No time to read? Then download our suggested RFP questions right away.
What is an RFI?
An RFI (Request for Information) asks potential Language Service Providers (LSP) for high-level information about their company. In this case, a localization RFI should cover:
- Overview of the company
- Financial standing
- Services provided
- Languages covered
- Experience in a specific industry
The purpose is to collect data about different companies invited to the RFI and compare them to figure out which is the best fit for you.
Typically the RFI originates from the procurement department within an organization. It has many stakeholders and different objectives. For instance:
- Top management might want less human involvement in processes
- Finance might be looking for a reduction in spend
- IT might look for better integration among all systems
- Localization might want to implement the latest TMS technologies
Each company has different reasons for launching an RFI.
Here are a few:
- Increase/decrease the number of LSPs in the panel
- New languages are required for translation
- New services are requested from internal teams
Once procurement has compared all the responses, they create a list of pre-selected LSPs that fit their criteria, who are then invited to an RFP.
What is an RFP?
An RFP (Request for Proposal) is the next step in the bidding process. It is sent to the pre-selected (RFI) potential suppliers by the company’s procurement department. The purpose is to procure a service, in this case, a translation RFP is to buy translation and localization services. So LSPs are asked to submit a business proposal as a response.
There are many reasons to launch an RFP, as each company has different challenges, from reducing spending to centralization.
We believe that a good RFP should have 3 main ingredients:
1. It should explain the objectives of the company issuing the RFP.
For instance, it should state that the purpose of the RFP is to:
- Reduce the current spend on translation
- Increase the number of LSPs in the panel
- Benchmark paid prices with industry standards
- Centralize localization at HQ
- Integrate CMS & TMS across multiple locations
- Introduce Machine Translation (MT) in the company
- Increase the quality of translated products

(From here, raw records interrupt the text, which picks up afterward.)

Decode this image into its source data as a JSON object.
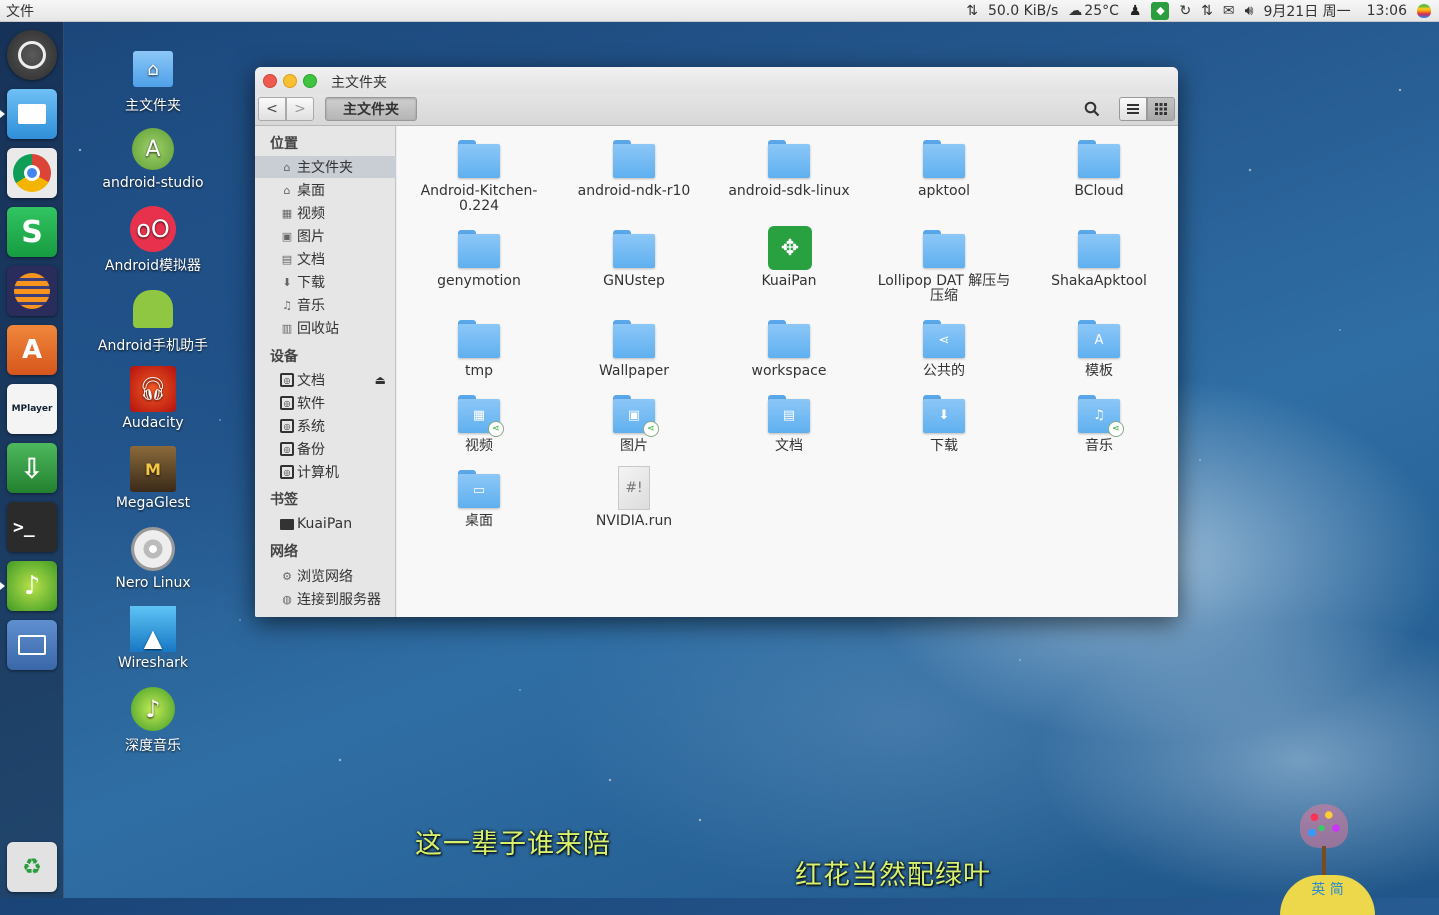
{
  "topbar": {
    "app_name": "文件",
    "net_speed": "50.0 KiB/s",
    "weather": "25°C",
    "date": "9月21日 周一",
    "time": "13:06"
  },
  "launcher": {
    "items": [
      {
        "name": "ubuntu-logo-icon",
        "color": "#3a3a3a"
      },
      {
        "name": "files-icon",
        "color": "#2f8fd8"
      },
      {
        "name": "chrome-icon",
        "color": "#e8e8e8"
      },
      {
        "name": "wps-spreadsheet-icon",
        "color": "#1fb04a"
      },
      {
        "name": "eclipse-icon",
        "color": "#2c2f6e"
      },
      {
        "name": "software-center-icon",
        "color": "#e86a2a"
      },
      {
        "name": "mplayer-icon",
        "color": "#f2f2f2"
      },
      {
        "name": "download-manager-icon",
        "color": "#2f9c42"
      },
      {
        "name": "terminal-icon",
        "color": "#2d2d2d"
      },
      {
        "name": "deepin-music-icon",
        "color": "#3c9a2e"
      },
      {
        "name": "workspace-switcher-icon",
        "color": "#4a78b8"
      },
      {
        "name": "trash-icon",
        "color": "#d8d8d8"
      }
    ]
  },
  "desktop_icons": [
    {
      "label": "主文件夹",
      "icon": "home-folder-icon"
    },
    {
      "label": "android-studio",
      "icon": "android-studio-icon"
    },
    {
      "label": "Android模拟器",
      "icon": "android-emulator-icon"
    },
    {
      "label": "Android手机助手",
      "icon": "android-assistant-icon"
    },
    {
      "label": "Audacity",
      "icon": "audacity-icon"
    },
    {
      "label": "MegaGlest",
      "icon": "megaglest-icon"
    },
    {
      "label": "Nero Linux",
      "icon": "nero-icon"
    },
    {
      "label": "Wireshark",
      "icon": "wireshark-icon"
    },
    {
      "label": "深度音乐",
      "icon": "deepin-music-icon"
    }
  ],
  "window": {
    "title": "主文件夹",
    "breadcrumb": "主文件夹",
    "sidebar": {
      "sections": [
        {
          "title": "位置",
          "items": [
            {
              "label": "主文件夹",
              "icon": "home-icon",
              "selected": true
            },
            {
              "label": "桌面",
              "icon": "desktop-icon"
            },
            {
              "label": "视频",
              "icon": "video-icon"
            },
            {
              "label": "图片",
              "icon": "picture-icon"
            },
            {
              "label": "文档",
              "icon": "document-icon"
            },
            {
              "label": "下载",
              "icon": "download-icon"
            },
            {
              "label": "音乐",
              "icon": "music-icon"
            },
            {
              "label": "回收站",
              "icon": "trash-icon"
            }
          ]
        },
        {
          "title": "设备",
          "items": [
            {
              "label": "文档",
              "icon": "drive-icon",
              "eject": true
            },
            {
              "label": "软件",
              "icon": "drive-icon"
            },
            {
              "label": "系统",
              "icon": "drive-icon"
            },
            {
              "label": "备份",
              "icon": "drive-icon"
            },
            {
              "label": "计算机",
              "icon": "drive-icon"
            }
          ]
        },
        {
          "title": "书签",
          "items": [
            {
              "label": "KuaiPan",
              "icon": "folder-icon"
            }
          ]
        },
        {
          "title": "网络",
          "items": [
            {
              "label": "浏览网络",
              "icon": "network-icon"
            },
            {
              "label": "连接到服务器",
              "icon": "server-icon"
            }
          ]
        }
      ]
    },
    "files": [
      {
        "name": "Android-Kitchen-0.224",
        "type": "folder"
      },
      {
        "name": "android-ndk-r10",
        "type": "folder"
      },
      {
        "name": "android-sdk-linux",
        "type": "folder"
      },
      {
        "name": "apktool",
        "type": "folder"
      },
      {
        "name": "BCloud",
        "type": "folder"
      },
      {
        "name": "genymotion",
        "type": "folder"
      },
      {
        "name": "GNUstep",
        "type": "folder"
      },
      {
        "name": "KuaiPan",
        "type": "kuaipan"
      },
      {
        "name": "Lollipop DAT 解压与压缩",
        "type": "folder"
      },
      {
        "name": "ShakaApktool",
        "type": "folder"
      },
      {
        "name": "tmp",
        "type": "folder"
      },
      {
        "name": "Wallpaper",
        "type": "folder"
      },
      {
        "name": "workspace",
        "type": "folder"
      },
      {
        "name": "公共的",
        "type": "folder",
        "emblem": "share-emblem-icon"
      },
      {
        "name": "模板",
        "type": "folder",
        "emblem": "template-emblem-icon"
      },
      {
        "name": "视频",
        "type": "folder",
        "emblem": "video-emblem-icon",
        "shared": true
      },
      {
        "name": "图片",
        "type": "folder",
        "emblem": "picture-emblem-icon",
        "shared": true
      },
      {
        "name": "文档",
        "type": "folder",
        "emblem": "document-emblem-icon"
      },
      {
        "name": "下载",
        "type": "folder",
        "emblem": "download-emblem-icon"
      },
      {
        "name": "音乐",
        "type": "folder",
        "emblem": "music-emblem-icon",
        "shared": true
      },
      {
        "name": "桌面",
        "type": "folder",
        "emblem": "desktop-emblem-icon"
      },
      {
        "name": "NVIDIA.run",
        "type": "script"
      }
    ]
  },
  "subtitles": {
    "line1": "这一辈子谁来陪",
    "line2": "红花当然配绿叶"
  },
  "ime": {
    "label": "英 简"
  }
}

2. It should specify the minimum requirements for an LSP to qualify.
So then, the LSP can decide whether or not they are a good fit before they embark on answering an RFP.
- $ XX M revenue
- Locations in the same cities as the company
- ISO certifications
- Proven experience in the same industry
- X amount of translators per language
- Provide specific services (localization, terminology, machine translation)
- Language combinations
- File formats they can handle
- Integration with current CMS/TMS
3. It should define the criteria for the selection of LSPs.
The criteria could be any (or all) of the following:
Ability to reduce cost over time with new Technologies
Added Value to the company (services, technology, etc.)
QA steps in the localization process
ISO certifications (ISO 9001 & ISO 17100)
Ability to deliver x millions of words per year
24 x 7 service
A constant search for the best tools and technology in the industry
Capability to apply the tools and technology to your own localization process
What is an e-Auction?
This step only happens after the RFP responses from the LSPs are carefully reviewed, and a handful that fit the criteria are selected to participate in an e-Auction. An e-Auction is also known as a reverse auction. Its aim is to get the best market price for the company among the invited LSP. Only very large companies with millions in translation spend per year embark on an e-Auction.
Typically an e-Auction is:
- By invitation only
- On a fixed date
- With a maximum duration allowed
- Online via an e-auction tool
- A pre-defined set of rules
- Fixed currency
What is an MSA?
If the pricing submitted during the e-Auction is acceptable to the company, then there is an in-person meeting, and a draft MSA (Master Service Agreement) is discussed. An MSA is simply a contract between a company and its LSP.
- Defines terms of the relationship
- Reflects the pricing agreed for the services
- Specifies the SLA (Service Level Agreements)
- Explains the discounts available to the company
- States the duration of the contract, e.g., 1 to 3 years (usually renewable)
- Defines the terms for larger projects SOW (scope of work)
- Sets responsibilities for the LSP for each assignment
- Includes the escalation point of contacts
If you need any help writing your RFP questions, click here for our free download!
Interested in learning even more?
Read our blog article about 6 Do's and Don'ts for Writing a Localization RFP.